If Paul John of Chateau de
Banyan were the filmy Producer of 'Big B Wines of Bangalore',
Lucio Matricardi would certainly be labelled as the Italian
Director. He is the man who orchestrates the grapes and
makes then perform to his specifications and criteria, in
the barrel and the bottle.
had the pleasure of meeting Lucio in the serene surroundings
of backwaters of Kochi a couple of weeks ago. At the beautiful
Kumarakom Lake Resort, owned by Paul, the Big Banyan wines
even tasted better, reinforcing my theory that the environment
in which wine is drunk has a big bearing on the total enjoyment.
At first glance, Lucio with his rimmed
glasses looks like a college wine professor. Well, as it
turned out, he actually is. With a PhD from the UC Davies,
he also teaches and consults with the University of Milan,
among many other clients as an enologist.
If you ever planned to do a thesis in the
oak characteristics of barrels he would not only tell you
the 'Influence of Toasting Technique on Colour and Ellagitannins
of Oak Wood in Barrel Making' but also a better technique
of making the barrels so they last longer. The research
he did on making the temperature controlled barrels increases
their life span by about 3 years-resulting on significant
He could even discuss with you 'the effects
of high hydrostatic pressure processing and of glucose oxidase-catalase
addition on the colour stability and sensorial score of
Born in a farming family in the province
of Marche- he claims his mother cooks the best home made
pasta with eggs, the 38 year young 'Professor' studied in
the agricultural science school in Bologna under the famous
Prof. Aureliano Amati, specialising in wine and vine. His
thesis was on an interesting subject-Pascalisation of wine:
killing of enzymes at a pressure of 10,000-50,000 atmospheric
bars! Pretty technical stuff, eh?
He went to University of California
, Davies for his Ph.D., where his specialisation was wine
biotechnology with focus on oak seasoning for wine barrels.
'There had been no control on the seasoning
of wood and the toasting was done at temperatures estimated
at 140-150 ° C. My specialisation was in Pyrolysis
which has been now introduced in many places,' says Lucio.
Lucio worked for 5 years in Castello
Banfi where he was responsible for new products,
research and wine marketing promotion. He also had a brief
stint of 8 months with the boutique Miranda
winery in Barossa Valley, South Australia.
He has since been working as a winemaker in charge of wine
production at Mezzacorona, one of the biggest
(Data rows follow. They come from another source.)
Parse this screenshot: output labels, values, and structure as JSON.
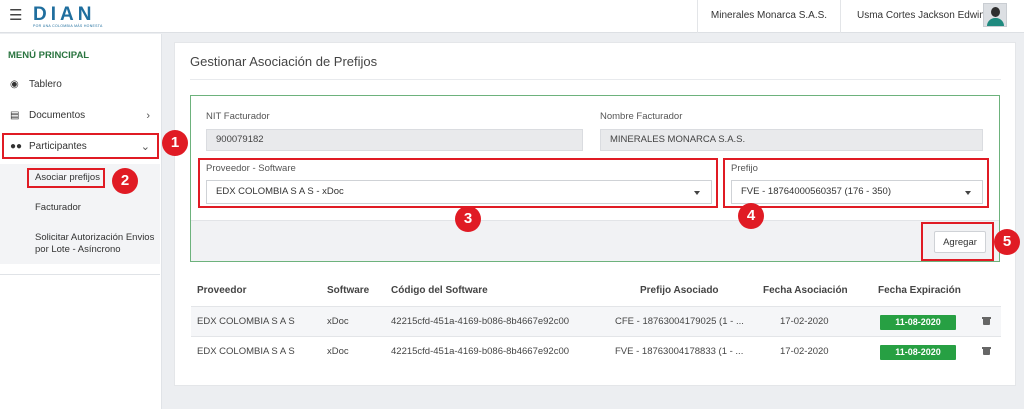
{
  "header": {
    "logo_text": "DIAN",
    "logo_subtitle": "POR UNA COLOMBIA MÁS HONESTA",
    "company": "Minerales Monarca S.A.S.",
    "user_name": "Usma Cortes Jackson Edwin"
  },
  "sidebar": {
    "title": "MENÚ PRINCIPAL",
    "items": [
      {
        "label": "Tablero",
        "icon": "dashboard-icon"
      },
      {
        "label": "Documentos",
        "icon": "inbox-icon"
      },
      {
        "label": "Participantes",
        "icon": "users-icon"
      }
    ],
    "subitems": [
      {
        "label": "Asociar prefijos"
      },
      {
        "label": "Facturador"
      },
      {
        "label": "Solicitar Autorización Envios por Lote - Asíncrono"
      }
    ]
  },
  "main": {
    "title": "Gestionar Asociación de Prefijos",
    "form": {
      "nit_label": "NIT Facturador",
      "nit_value": "900079182",
      "nombre_label": "Nombre Facturador",
      "nombre_value": "MINERALES MONARCA S.A.S.",
      "proveedor_label": "Proveedor - Software",
      "proveedor_value": "EDX COLOMBIA S A S - xDoc",
      "prefijo_label": "Prefijo",
      "prefijo_value": "FVE - 18764000560357 (176 - 350)",
      "agregar_label": "Agregar"
    },
    "table": {
      "headers": [
        "Proveedor",
        "Software",
        "Código del Software",
        "Prefijo Asociado",
        "Fecha Asociación",
        "Fecha Expiración"
      ],
      "rows": [
        {
          "proveedor": "EDX COLOMBIA S A S",
          "software": "xDoc",
          "codigo": "42215cfd-451a-4169-b086-8b4667e92c00",
          "prefijo": "CFE - 18763004179025 (1 - ...",
          "fecha_asociacion": "17-02-2020",
          "fecha_expiracion": "11-08-2020"
        },
        {
          "proveedor": "EDX COLOMBIA S A S",
          "software": "xDoc",
          "codigo": "42215cfd-451a-4169-b086-8b4667e92c00",
          "prefijo": "FVE - 18763004178833 (1 - ...",
          "fecha_asociacion": "17-02-2020",
          "fecha_expiracion": "11-08-2020"
        }
      ]
    }
  },
  "annotations": {
    "markers": [
      "1",
      "2",
      "3",
      "4",
      "5"
    ],
    "color": "#e01b24"
  },
  "colors": {
    "brand_blue": "#1f6e9e",
    "menu_green": "#29743f",
    "badge_green": "#27a043",
    "form_border": "#6db27c"
  }
}
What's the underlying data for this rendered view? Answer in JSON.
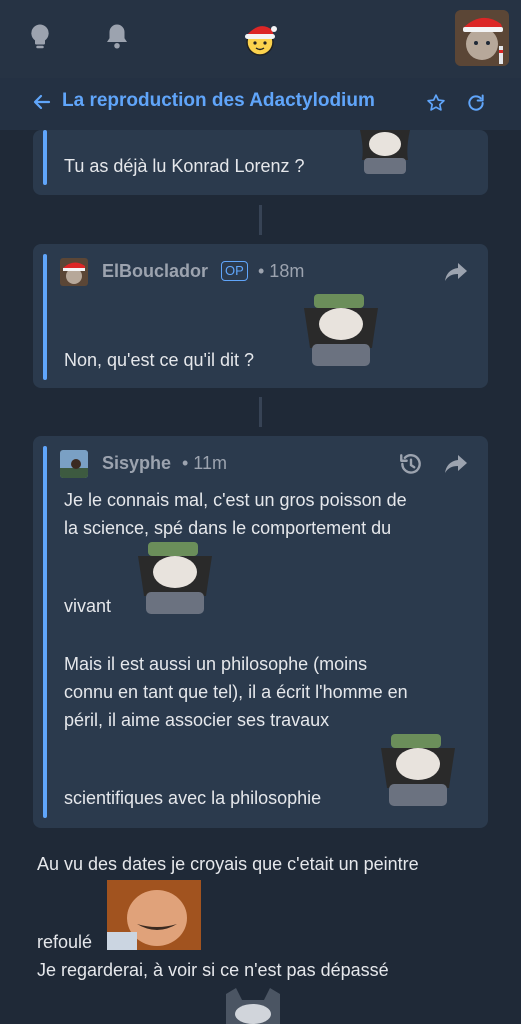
{
  "header": {
    "title": "La reproduction des Adactylodium"
  },
  "thread": {
    "comment1": {
      "text": "Tu as déjà lu Konrad Lorenz ?"
    },
    "comment2": {
      "author": "ElBouclador",
      "op_badge": "OP",
      "time": "• 18m",
      "text": "Non, qu'est ce qu'il dit ?"
    },
    "comment3": {
      "author": "Sisyphe",
      "time": "• 11m",
      "lines": [
        "Je le connais mal, c'est un gros poisson de",
        "la science, spé dans le comportement du",
        "vivant",
        "Mais il est aussi un philosophe (moins",
        "connu en tant que tel), il a écrit l'homme en",
        "péril, il aime associer ses travaux",
        "scientifiques avec la philosophie"
      ]
    },
    "comment4": {
      "lines": [
        "Au vu des dates je croyais que c'etait un peintre",
        "refoulé",
        "Je regarderai, à voir si ce n'est pas dépassé"
      ]
    }
  },
  "colors": {
    "accent": "#60a5fa",
    "background": "#1f2937",
    "card": "#2b3a4d"
  },
  "icons": [
    "lightbulb-icon",
    "bell-icon",
    "mascot-santa-icon",
    "back-arrow-icon",
    "star-icon",
    "refresh-icon",
    "share-icon",
    "history-icon"
  ]
}
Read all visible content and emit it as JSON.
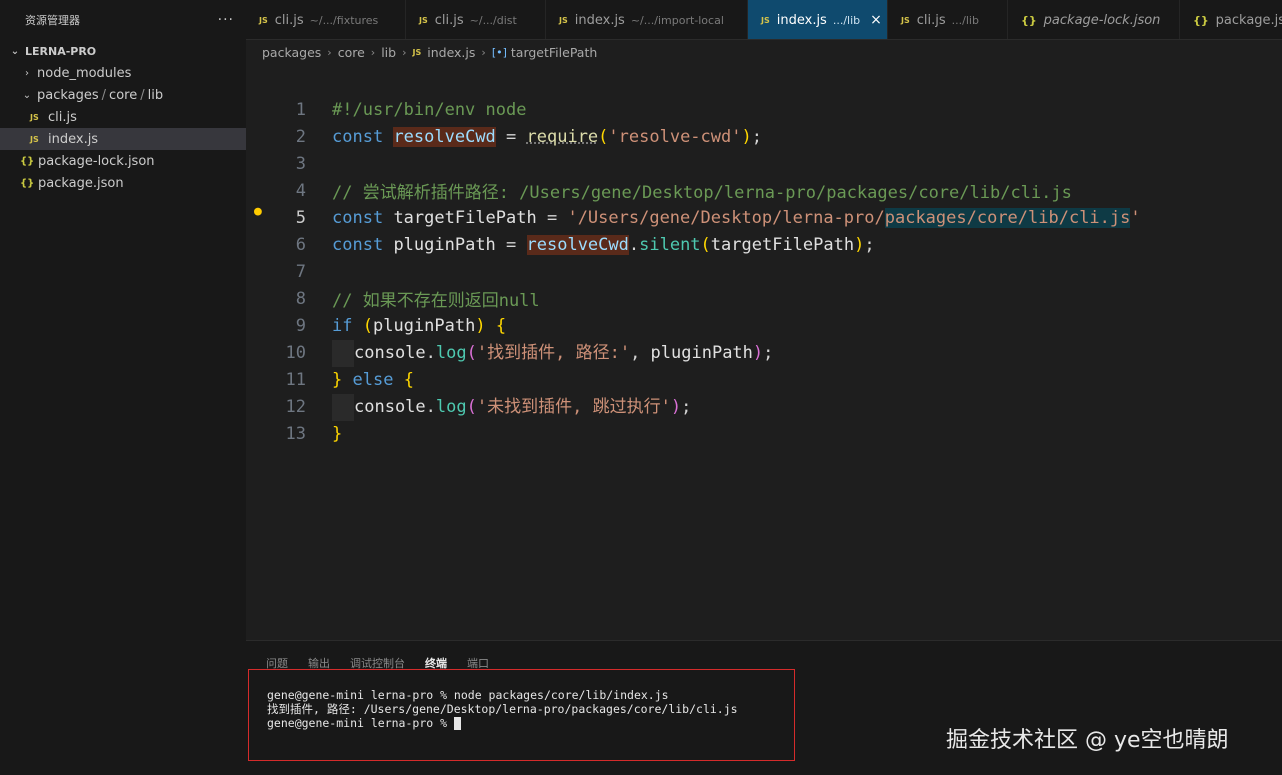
{
  "sidebar": {
    "title": "资源管理器",
    "more": "···",
    "project": "LERNA-PRO",
    "tree": {
      "node_modules": "node_modules",
      "packages_folder": [
        "packages",
        "core",
        "lib"
      ],
      "cli_js": "cli.js",
      "index_js": "index.js",
      "package_lock": "package-lock.json",
      "package_json": "package.json"
    }
  },
  "tabs": [
    {
      "label": "cli.js",
      "desc": "~/.../fixtures"
    },
    {
      "label": "cli.js",
      "desc": "~/.../dist"
    },
    {
      "label": "index.js",
      "desc": "~/.../import-local"
    },
    {
      "label": "index.js",
      "desc": ".../lib"
    },
    {
      "label": "cli.js",
      "desc": ".../lib"
    },
    {
      "label": "package-lock.json"
    },
    {
      "label": "package.json"
    }
  ],
  "breadcrumb": [
    "packages",
    "core",
    "lib",
    "index.js",
    "targetFilePath"
  ],
  "editor": {
    "line_numbers": [
      "1",
      "2",
      "3",
      "4",
      "5",
      "6",
      "7",
      "8",
      "9",
      "10",
      "11",
      "12",
      "13"
    ],
    "code": {
      "l1": "#!/usr/bin/env node",
      "l2_const": "const",
      "l2_name": "resolveCwd",
      "l2_eq": " = ",
      "l2_fn": "require",
      "l2_str": "'resolve-cwd'",
      "l4": "// 尝试解析插件路径: /Users/gene/Desktop/lerna-pro/packages/core/lib/cli.js",
      "l5_const": "const",
      "l5_name": "targetFilePath",
      "l5_eq": " = ",
      "l5_str_a": "'/Users/gene/Desktop/lerna-pro/",
      "l5_str_b": "packages/core/lib/cli.js",
      "l5_str_c": "'",
      "l6_const": "const",
      "l6_name": "pluginPath",
      "l6_eq": " = ",
      "l6_obj": "resolveCwd",
      "l6_method": "silent",
      "l6_arg": "targetFilePath",
      "l8": "// 如果不存在则返回null",
      "l9_kw": "if",
      "l9_arg": "pluginPath",
      "l10_obj": "console",
      "l10_fn": "log",
      "l10_str": "'找到插件, 路径:'",
      "l10_arg": "pluginPath",
      "l11_kw": "else",
      "l12_obj": "console",
      "l12_fn": "log",
      "l12_str": "'未找到插件, 跳过执行'"
    }
  },
  "panel": {
    "tabs": [
      "问题",
      "输出",
      "调试控制台",
      "终端",
      "端口"
    ],
    "terminal_lines": [
      "gene@gene-mini lerna-pro % node packages/core/lib/index.js",
      "找到插件, 路径: /Users/gene/Desktop/lerna-pro/packages/core/lib/cli.js",
      "gene@gene-mini lerna-pro % "
    ]
  },
  "watermark": "掘金技术社区 @ ye空也晴朗"
}
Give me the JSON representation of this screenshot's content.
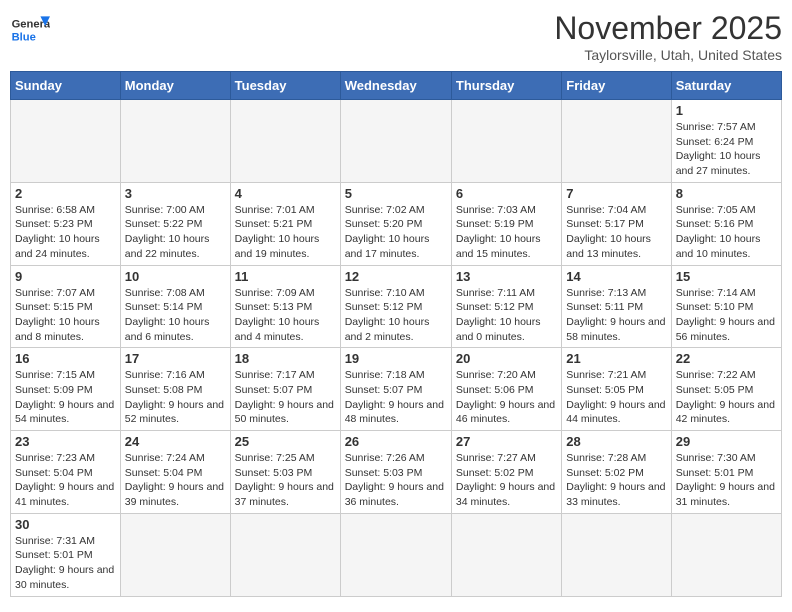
{
  "header": {
    "logo_line1": "General",
    "logo_line2": "Blue",
    "month_title": "November 2025",
    "location": "Taylorsville, Utah, United States"
  },
  "weekdays": [
    "Sunday",
    "Monday",
    "Tuesday",
    "Wednesday",
    "Thursday",
    "Friday",
    "Saturday"
  ],
  "weeks": [
    [
      {
        "day": "",
        "info": ""
      },
      {
        "day": "",
        "info": ""
      },
      {
        "day": "",
        "info": ""
      },
      {
        "day": "",
        "info": ""
      },
      {
        "day": "",
        "info": ""
      },
      {
        "day": "",
        "info": ""
      },
      {
        "day": "1",
        "info": "Sunrise: 7:57 AM\nSunset: 6:24 PM\nDaylight: 10 hours and 27 minutes."
      }
    ],
    [
      {
        "day": "2",
        "info": "Sunrise: 6:58 AM\nSunset: 5:23 PM\nDaylight: 10 hours and 24 minutes."
      },
      {
        "day": "3",
        "info": "Sunrise: 7:00 AM\nSunset: 5:22 PM\nDaylight: 10 hours and 22 minutes."
      },
      {
        "day": "4",
        "info": "Sunrise: 7:01 AM\nSunset: 5:21 PM\nDaylight: 10 hours and 19 minutes."
      },
      {
        "day": "5",
        "info": "Sunrise: 7:02 AM\nSunset: 5:20 PM\nDaylight: 10 hours and 17 minutes."
      },
      {
        "day": "6",
        "info": "Sunrise: 7:03 AM\nSunset: 5:19 PM\nDaylight: 10 hours and 15 minutes."
      },
      {
        "day": "7",
        "info": "Sunrise: 7:04 AM\nSunset: 5:17 PM\nDaylight: 10 hours and 13 minutes."
      },
      {
        "day": "8",
        "info": "Sunrise: 7:05 AM\nSunset: 5:16 PM\nDaylight: 10 hours and 10 minutes."
      }
    ],
    [
      {
        "day": "9",
        "info": "Sunrise: 7:07 AM\nSunset: 5:15 PM\nDaylight: 10 hours and 8 minutes."
      },
      {
        "day": "10",
        "info": "Sunrise: 7:08 AM\nSunset: 5:14 PM\nDaylight: 10 hours and 6 minutes."
      },
      {
        "day": "11",
        "info": "Sunrise: 7:09 AM\nSunset: 5:13 PM\nDaylight: 10 hours and 4 minutes."
      },
      {
        "day": "12",
        "info": "Sunrise: 7:10 AM\nSunset: 5:12 PM\nDaylight: 10 hours and 2 minutes."
      },
      {
        "day": "13",
        "info": "Sunrise: 7:11 AM\nSunset: 5:12 PM\nDaylight: 10 hours and 0 minutes."
      },
      {
        "day": "14",
        "info": "Sunrise: 7:13 AM\nSunset: 5:11 PM\nDaylight: 9 hours and 58 minutes."
      },
      {
        "day": "15",
        "info": "Sunrise: 7:14 AM\nSunset: 5:10 PM\nDaylight: 9 hours and 56 minutes."
      }
    ],
    [
      {
        "day": "16",
        "info": "Sunrise: 7:15 AM\nSunset: 5:09 PM\nDaylight: 9 hours and 54 minutes."
      },
      {
        "day": "17",
        "info": "Sunrise: 7:16 AM\nSunset: 5:08 PM\nDaylight: 9 hours and 52 minutes."
      },
      {
        "day": "18",
        "info": "Sunrise: 7:17 AM\nSunset: 5:07 PM\nDaylight: 9 hours and 50 minutes."
      },
      {
        "day": "19",
        "info": "Sunrise: 7:18 AM\nSunset: 5:07 PM\nDaylight: 9 hours and 48 minutes."
      },
      {
        "day": "20",
        "info": "Sunrise: 7:20 AM\nSunset: 5:06 PM\nDaylight: 9 hours and 46 minutes."
      },
      {
        "day": "21",
        "info": "Sunrise: 7:21 AM\nSunset: 5:05 PM\nDaylight: 9 hours and 44 minutes."
      },
      {
        "day": "22",
        "info": "Sunrise: 7:22 AM\nSunset: 5:05 PM\nDaylight: 9 hours and 42 minutes."
      }
    ],
    [
      {
        "day": "23",
        "info": "Sunrise: 7:23 AM\nSunset: 5:04 PM\nDaylight: 9 hours and 41 minutes."
      },
      {
        "day": "24",
        "info": "Sunrise: 7:24 AM\nSunset: 5:04 PM\nDaylight: 9 hours and 39 minutes."
      },
      {
        "day": "25",
        "info": "Sunrise: 7:25 AM\nSunset: 5:03 PM\nDaylight: 9 hours and 37 minutes."
      },
      {
        "day": "26",
        "info": "Sunrise: 7:26 AM\nSunset: 5:03 PM\nDaylight: 9 hours and 36 minutes."
      },
      {
        "day": "27",
        "info": "Sunrise: 7:27 AM\nSunset: 5:02 PM\nDaylight: 9 hours and 34 minutes."
      },
      {
        "day": "28",
        "info": "Sunrise: 7:28 AM\nSunset: 5:02 PM\nDaylight: 9 hours and 33 minutes."
      },
      {
        "day": "29",
        "info": "Sunrise: 7:30 AM\nSunset: 5:01 PM\nDaylight: 9 hours and 31 minutes."
      }
    ],
    [
      {
        "day": "30",
        "info": "Sunrise: 7:31 AM\nSunset: 5:01 PM\nDaylight: 9 hours and 30 minutes."
      },
      {
        "day": "",
        "info": ""
      },
      {
        "day": "",
        "info": ""
      },
      {
        "day": "",
        "info": ""
      },
      {
        "day": "",
        "info": ""
      },
      {
        "day": "",
        "info": ""
      },
      {
        "day": "",
        "info": ""
      }
    ]
  ]
}
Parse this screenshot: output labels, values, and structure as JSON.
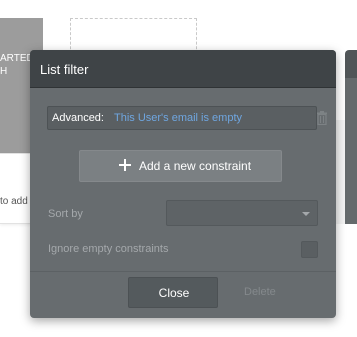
{
  "background": {
    "left_block_text": "ARTED\nH",
    "left_panel_text": "to add"
  },
  "modal": {
    "title": "List filter",
    "advanced": {
      "label": "Advanced:",
      "value": "This User's email is empty",
      "delete_icon": "trash-icon"
    },
    "add_constraint": {
      "icon": "plus-icon",
      "label": "Add a new constraint"
    },
    "sort_by": {
      "label": "Sort by",
      "value": ""
    },
    "ignore_empty": {
      "label": "Ignore empty constraints",
      "checked": false
    },
    "footer": {
      "close_label": "Close",
      "delete_label": "Delete"
    }
  },
  "colors": {
    "modal_bg": "#676c6f",
    "header_bg": "#3f4447",
    "link_blue": "#6fa6e0"
  }
}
co-operative wineries in Trentino.
Here are the excerpts from my chat with him over glasses
of Big Banyan wines:
How does it feel working for the
titan of Italian wineries after working with a relatively
There are many positives in a big winery.
For instance, in Banfi it was always a matter of producing
powerful wines that would get good Parker ratings. At Mezzacorona,
we do not aspire to go for those ratings and like to bring
out the best value for money wines for our customers.
But don't they use high yielding,
cheaper grapes lower in quality
Not true. We buy the best possible grapes
from our growers and even pay premium prices at times. We
save money because of our volumes and the technology we
Technologies like machine harvest,
This is a perfect example of how technology
actually helps us in picking quality grapes. At Banfi where
the grapes are handpicked, the picker could also cut the
bunch off even when the grapes are not ready because he
is a daily wager and may not understand grapes. A mechanical
harvester only jolts only those bunches out of the vine
that are ready to pick. So, if a bunch is not ready to harvest,
it would not fall off the vine.
Mezzacorona reminds me of a great
autochthonous Trentino grape varietal which I tasted there
last year- interesting, spicy wine that should do well here.
I totally agree. It is typical from this
region and is now getting very popular internationally.
The price is also fairly reasonable and gives a great value
Talking of India, are you selling
Mezzacorona wines in India?
Not yet but we have already talked with
Chateau de Banyan who have shown a great interest in importing
our wines- Sauvignon, Pinot Grigio, Rose, Toreldego and
Rotari Spumante being very popular options for the Indian
How did you connect with India?
one of my trips to India I met Paul John of Chateau de Banyan.
He was thinking of making quality wines in India and was
looking for some help. University of Milan is where I am
a consulting winemaker and Luca Toninato is a viticulture
specialist. We decided to take it up as a University project
and started working with him and his winery in Goa.
What is your role in the making
of Big Banyan wines?
The brief given to me has been to get
Paul the best possible wines from the grapes purchased from
the existing vineyards and of course, to help him with the
selection of the right land and selecting the optimum varietals.
We should be coming out with wine made from our own grapes
from 2009 vintage.